TIME OUT: Chicago
By Ben Kenigsberg
Is there still something to be gleaned from the inevitable movie version of the Valerie Plame–Joseph Wilson story? Fair Game suggests that the craven, defensive outing of an undercover CIA agent marked a definitive turning point in our media-driven political culture: Actual national security was compromised…in the name of protecting a fake narrative of national security. (And bear in mind, these were the guys who claimed to be strong on terror.) The movie offers the relative novelty of seeing events unfold from Plame and Wilson’s perspective, so that we can understand how operations were jeopardized, what each member of the household knew and how being a voice of reason came to be a curse for both of them. The movie also fascinates as a procedural, a look at how evidence-gathering works: The film sees Scooter Libby as a sneering bully who talks over the facts he doesn’t want to hear.
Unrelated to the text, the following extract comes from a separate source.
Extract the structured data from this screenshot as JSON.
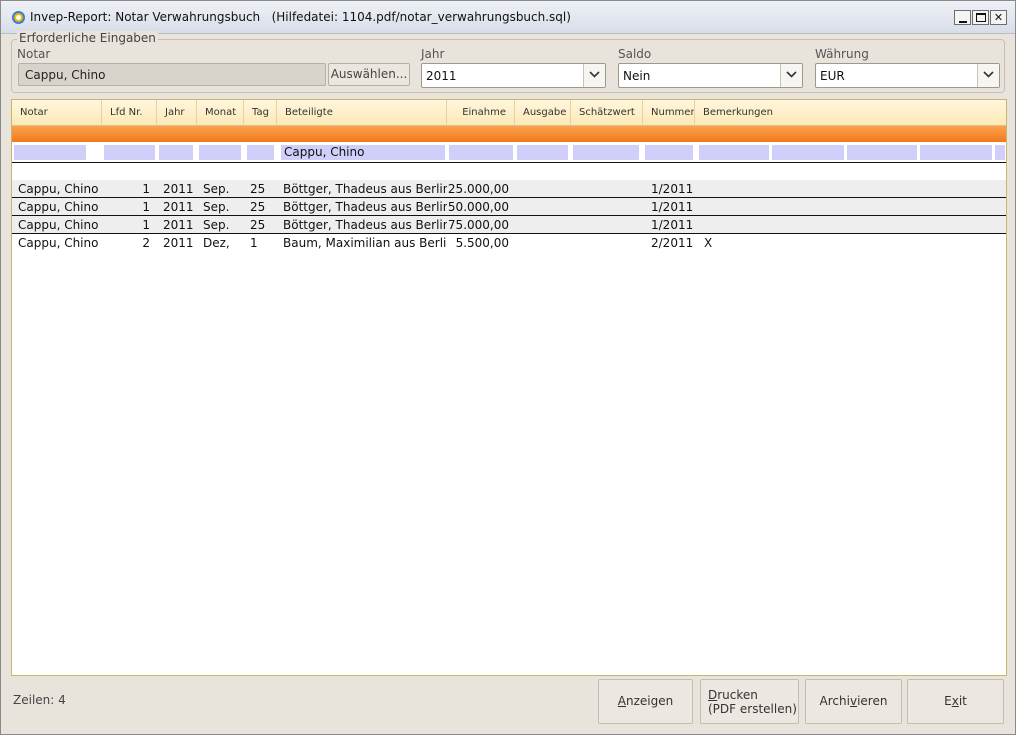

If nothing in Liman’s righteous (if blunt) sermon qualifies as news, it’s possible that Fair Game may seem more purposeful down the road: Thirty years from now, an audience not accustomed to seeing Wilson make the talk-show rounds won’t experience it with a pang of déjà vu. Watts and Penn are as riveting as you’d expect, although the vaudeville depictions of Libby, Karl Rove and David Addington play like something out of Oliver Stone’s W. or the short-lived sitcom That’s My Bush!—isolated bits of caricature unworthy of an otherwise sober treatment.